In periods of great distress and isolation, it’s often said that one of the most effective remedies can be a strict routine, forcing yourself to fill the hours of your day in a structured, even productive way to keep your mind occupied. Enys Men, the eerie but only intermittently involving follow up to Bait from Cornish director Mark Jenkin, begins just as these routines begin to fail, unravelling the mental state of a lonely woman on a remote Cornish island.
This island is the titular Enys Men (meaning ‘Rock Island’ in the Cornish dialect), inhabited exclusively by an unnamed woman (Mary Woodvine) who, in the Spring of 1973, has been assigned to take on a vague job assessing the soil of the island, a crackling radio connection to the mainland her only human company. She’s put faith in her routine – always donning the same jumper and jacket to study the same cliffside patch of soil, dropping a rock down an old tin mine and making sure it always falls to the same depth, before going home to start her petrol generator, make a pot of tea and order new supplies from the local boatman (Edward Rowe).
Before the potential supernatural even kicks, though, in she’s haunted, visited by ghostly apparitions of a surly teenage girl (Flo Crowe) who may be a vision of a daughter or even the woman’s past self. Soon, she’s hearing more insidious noises, all seemingly emanating from an oddly shaped stone directly in front of her house which seems, impossibly, to move overnight. It’s initially spooky stuff, and Jenkin gets significant mileage out of the way time can shift and crack in moments of extreme loneliness – in a place where nothing pays the time any mind (the only animals, even, are mere occasional glimpses of sea birds), it has no obligation to move in its typical linear fashion.

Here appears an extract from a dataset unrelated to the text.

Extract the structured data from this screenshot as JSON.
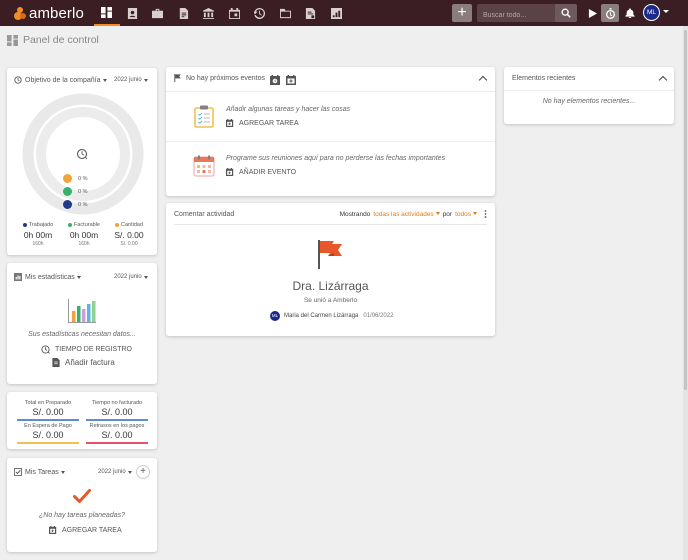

About halfway through Enys Men, this fear shifts into frustration. Though there are some nice moments in which Jenkin builds out his spectral world (the woman is eventually haunted by not only her past, but the history of Cornwall itself), everything is kept so vague for so long that it becomes hard to hold on to your patience. Jenkin keeps the question open of whether everything might just be in this lonely woman’s head – she starts seeing her own face appearing across the island and lichen appears to be growing out of a large scar on her stomach – but the horrors themselves aren’t scary enough to invest you that deeply in the mystery.
It does all look and sound fantastic, Jenkin shooting on 16mm to capture that old English folk horror feel and saturating the frame with the beautiful colours of the Cornish coast, whilst he repeats the trick of Bait of having every single sound, from dialogue to footsteps, added in post-production instead of recorded on set. The result is a jagged, discordant soundscape that sets you on edge more than any of the visual frights. There is a downside to this, though, this uncanny feeling keeping you at an even further remove from this already distant film. Whereas similar techniques in Bait added a hint of the thrillingly surreal to a grounded, concrete story of regional class struggle in modern Britain, here there’s very little to hold on to, ironic for a film whose horrors originate in the earthy depths of island ground.